Oesterle, who is an expert on the history of interreligious contact during the Middle Ages, explains that history offers many cases of ‘flight and the granting of protection, particularly when taking a comparative look at Christian and Islamic societies, when analyzing migration flows across the Mediterranean, or studying the relevance of refuge for people of another religion. ’ While today the Arab world is mostly perceived as the source of refugees, the region at many times provided a safe haven for the persecuted and displaced. ‘For centuries, Islamic societies developed their own forms of protection for Muslim refugees as well as for those of other religions, such as Christians and Jews.’

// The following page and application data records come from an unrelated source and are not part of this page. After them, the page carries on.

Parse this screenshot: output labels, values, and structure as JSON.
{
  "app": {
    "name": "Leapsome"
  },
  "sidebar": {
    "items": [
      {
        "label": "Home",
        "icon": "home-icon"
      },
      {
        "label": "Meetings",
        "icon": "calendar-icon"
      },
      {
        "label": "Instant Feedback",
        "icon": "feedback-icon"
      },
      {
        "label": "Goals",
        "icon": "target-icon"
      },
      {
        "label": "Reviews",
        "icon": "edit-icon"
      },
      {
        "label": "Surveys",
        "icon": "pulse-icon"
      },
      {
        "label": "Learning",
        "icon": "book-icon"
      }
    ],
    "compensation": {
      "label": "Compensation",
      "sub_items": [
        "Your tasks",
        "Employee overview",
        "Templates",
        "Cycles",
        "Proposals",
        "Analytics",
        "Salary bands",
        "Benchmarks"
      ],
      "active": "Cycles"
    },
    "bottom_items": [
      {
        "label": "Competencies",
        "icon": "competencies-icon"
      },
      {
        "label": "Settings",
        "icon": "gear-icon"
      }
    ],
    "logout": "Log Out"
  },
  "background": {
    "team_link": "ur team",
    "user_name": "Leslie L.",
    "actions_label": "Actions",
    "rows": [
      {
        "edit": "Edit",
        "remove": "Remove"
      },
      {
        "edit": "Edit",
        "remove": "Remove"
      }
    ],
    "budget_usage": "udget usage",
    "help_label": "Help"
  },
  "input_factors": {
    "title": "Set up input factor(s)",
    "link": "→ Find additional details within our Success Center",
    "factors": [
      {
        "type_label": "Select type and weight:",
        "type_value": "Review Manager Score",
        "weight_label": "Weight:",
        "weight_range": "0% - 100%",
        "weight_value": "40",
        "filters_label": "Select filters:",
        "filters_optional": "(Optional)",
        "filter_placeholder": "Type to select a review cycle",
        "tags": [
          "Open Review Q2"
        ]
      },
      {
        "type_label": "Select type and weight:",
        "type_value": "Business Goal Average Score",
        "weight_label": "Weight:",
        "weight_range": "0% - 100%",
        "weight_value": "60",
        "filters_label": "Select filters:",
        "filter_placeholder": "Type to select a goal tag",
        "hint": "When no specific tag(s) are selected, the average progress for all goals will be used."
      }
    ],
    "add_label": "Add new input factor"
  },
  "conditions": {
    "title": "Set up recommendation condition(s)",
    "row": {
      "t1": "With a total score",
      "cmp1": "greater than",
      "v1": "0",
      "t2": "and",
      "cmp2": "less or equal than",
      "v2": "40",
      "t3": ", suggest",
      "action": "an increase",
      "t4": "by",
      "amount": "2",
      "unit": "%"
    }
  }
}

The participating scholars shared their research on forced migration throughout history, from the ancient Near East to Euro-Mediterranean ethno-religious population transfers from the Renaissance to the 19th century. AGYA member and Professor for Prehistoric Archaeology at the University of Tübingen, Ammar Abdulrahman, for example took a historical perspective on refugee knowledge transfer by providing information on the practice of deportation as punishment in the ancient Near East. Examples ranged from the peaceful coexistence of early Muslim refugees in 7th century Christian Abyssinia to the multicultural Arab-Christian Kingdom of Sicily during the Crusades, all the way to connect with the British post-World War II Coventry as a city of peace and reconciliation. Discussing the refugee movements from a contemporary perspective, the participants contextualized and mapped the social, political and economic contributions of refugees. Another part of the workshop was designated to cultural and epistemic perspectives on refugee knowledge transfers: AGYA member and Head of the Cairo Office of the Freie Universität Berlin, Florian Kohstall, outlined the German approach to provide refugees with an access to university education through specialized programs. The final contribution came from AGYA member Carola Richter, who is Junior-Professor for International Communication at the Freie Universität Berlin. She presented her research on the use of social media and communication technology by refugees in Germany, on their access to information, as well as the role of rumors and expectations. The two-day workshop was concluded by a brainstorming session based on input by international organizations and civil society organizations. Tamirace Fakhoury and Jenny Oesterle do not consider the wrap-up of the Byblos workshop as the end of their interdisciplinary and transhistorical endeavors: The Transformation Working Group plans to publish the findings of the international AGYA workshop in an edited volume.